A space for reflection is always a necessity in a world that is changing, perhaps too rapidly. However, the conference held in Madrid demonstrated the difficulty of an honest dialogue on fundamental issues such as those discussed at the conference.
Today we are witnessing a sort of competition for power, in which ideologies of one or the other sign fight for the space of power and in which, at the same time, the consequences of a loss of the sense of the common good in all spheres of human life are evident.
There is no doubt that the foundations of any social system: the family and education, are going through difficult times in our society.
On the one hand, the lack of institutional support to the family was bluntly denounced by the journalist Ana Iris SimónHe was a very clear statement when he said that there is a part of society that talks about the family but does not work so that families can exist. There is nothing so that "we young people can build a biography that allows us to have a family"..
Education, on the other hand, has gone from being a key element of social development to a mere "sweet tool" for politicians, manifested in continuous changes in legislation that lead, on the one hand, to a practical indifference of teachers to these legislations and, on the other hand, to the creation of a fictitious war between public, private and subsidized educational options that ends in the reduction of rights and freedoms for families.
From the lack of solidity of this social base, we can glean those problems that were highlighted during the round tables that took place at the recent meeting of the Paul VI Foundation.

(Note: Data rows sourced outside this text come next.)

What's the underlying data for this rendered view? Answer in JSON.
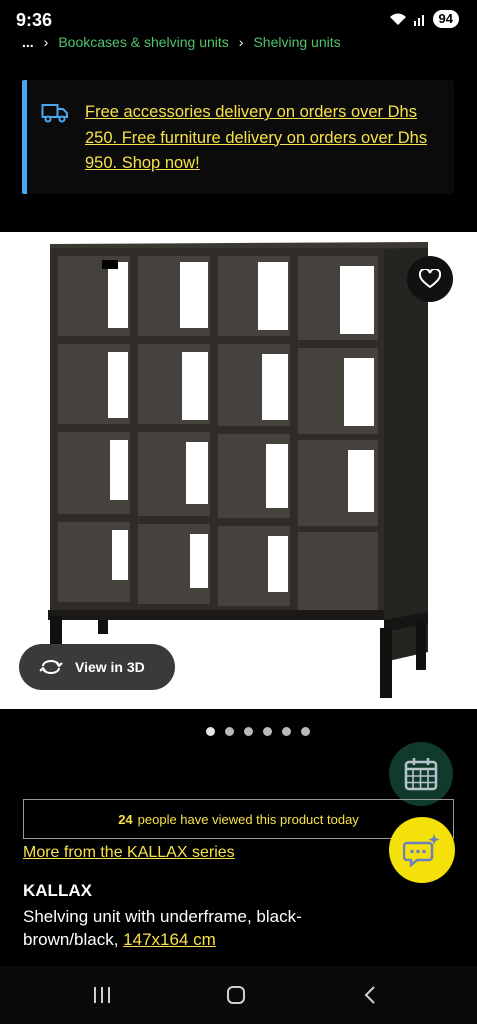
{
  "status_bar": {
    "time": "9:36",
    "battery": "94"
  },
  "breadcrumb": {
    "ellipsis": "...",
    "items": [
      "Bookcases & shelving units",
      "Shelving units"
    ]
  },
  "promo": {
    "icon": "delivery-truck-icon",
    "text": "Free accessories delivery on orders over Dhs 250. Free furniture delivery on orders over Dhs 950. Shop now!"
  },
  "image": {
    "view3d_label": "View in 3D",
    "carousel_count": 6,
    "active_index": 0
  },
  "viewed": {
    "count": "24",
    "text": "people have viewed this product today"
  },
  "series_link": "More from the KALLAX series",
  "product": {
    "name": "KALLAX",
    "description": "Shelving unit with underframe, black-brown/black, ",
    "size": "147x164 cm"
  },
  "colors": {
    "link_yellow": "#f7e14a",
    "breadcrumb_green": "#4fc36a",
    "promo_accent": "#4aa8f0",
    "chat_fab": "#f5e10a",
    "calendar_fab": "#0f3a2c"
  }
}
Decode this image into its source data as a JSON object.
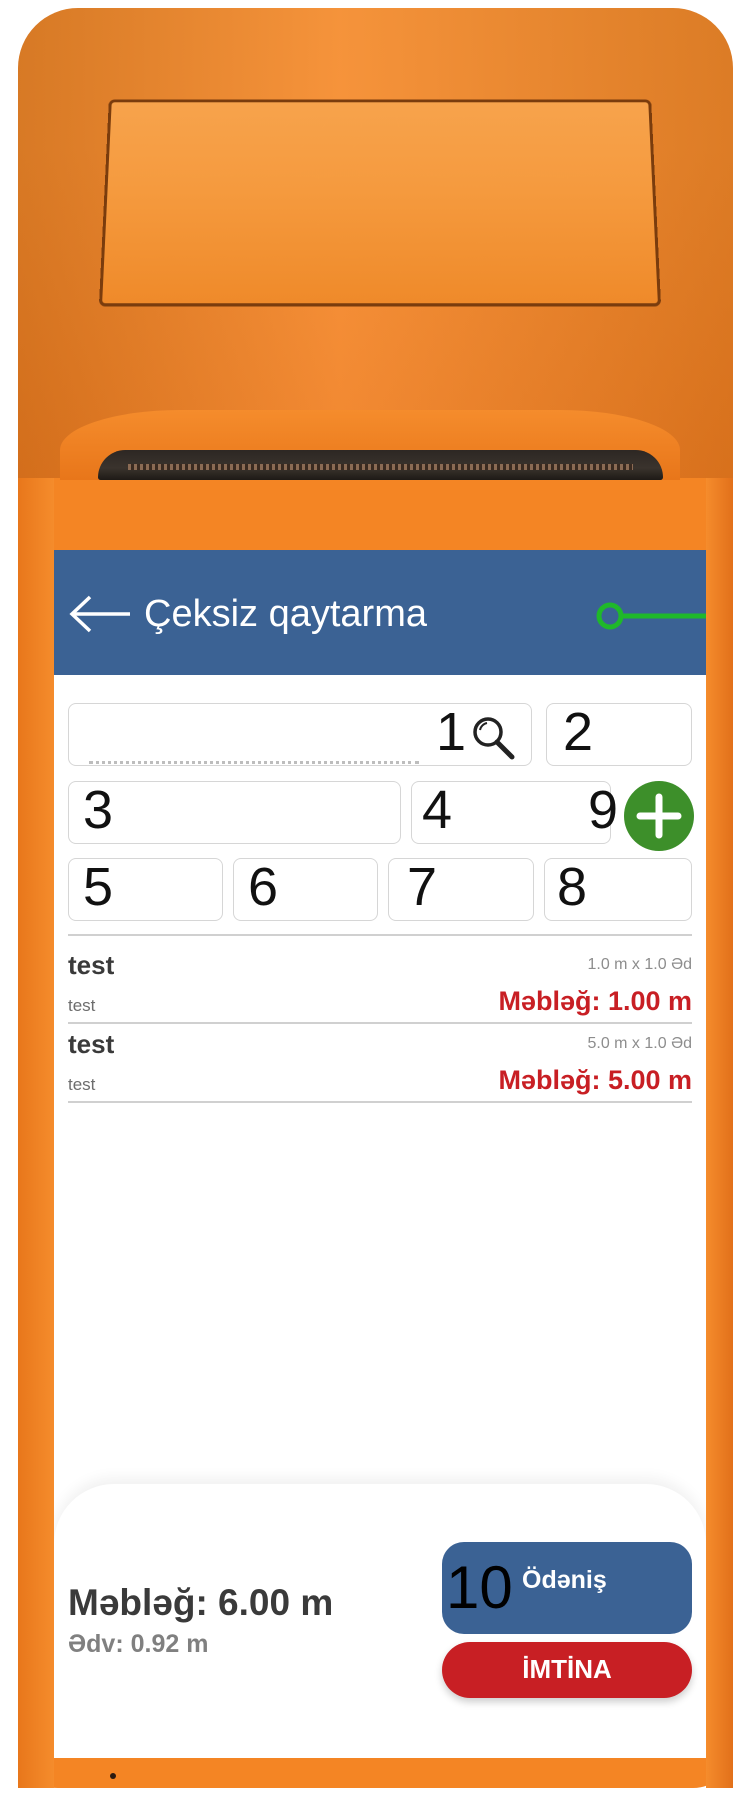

The lack of employment and of training adequacy to the labor market, the political polarization that is locked in resolving the life of the parties and not of the citizens; or the consideration of democracy as a kind of supreme religion that we see, all too often, subjected to the vagaries of the laws of propaganda and not to the search for the common good, were some of the realities that, in one way or another, were referring, throughout these reflections, to the absence of a common space of non-negotiable principles such as the dignity of the human being or the fundamental rights that are the foundation of any society.
As a result, the future is, to say the least, uncertain. Perhaps for this reason, the table dedicated to the expectations of today's youth was one of the most critical and accurate in the analysis of this generation "anxious for principles and values" that attaches great value to the securities they have not been able to have: a home, family stability, a job....
The coming generation is the generation that "comes back" from the myth of life without ties and, as Diego Garrocho pointed out, postmodernity has gone from being relativistic to being fundamentalist.
A polarization of the positions that can contribute little in the public space and that has the danger of distancing its defenders from the enrichment and the need for dialogue, based on the basic principles of human dignity.
For this reason, and although it went more unnoticed than other issues, the denunciation by the president of the Spanish Episcopal Conference of the silencing of the Catholic proposal by the ".thriving ideologies of the moment".The "in particular on four points: the Catholic vision of the human being, sexual morality, the identity and mission of women in society and the defense of the family formed by marriage between a man and a woman" leads, in fact, to a serious error and a serious loss in the plurality and openness of social dialogue and in the construction of a common future.
In this inscrutable future, in which possible and impossible scenarios seem to go hand in hand, the voice of Catholics has the challenge, in the words of Jesús Avezuela, Director General of the Paul VI Foundation, to "to provide answers and offer solutions, generating an enabling environment that will help us build a current program, while being respectful of everyone's choices".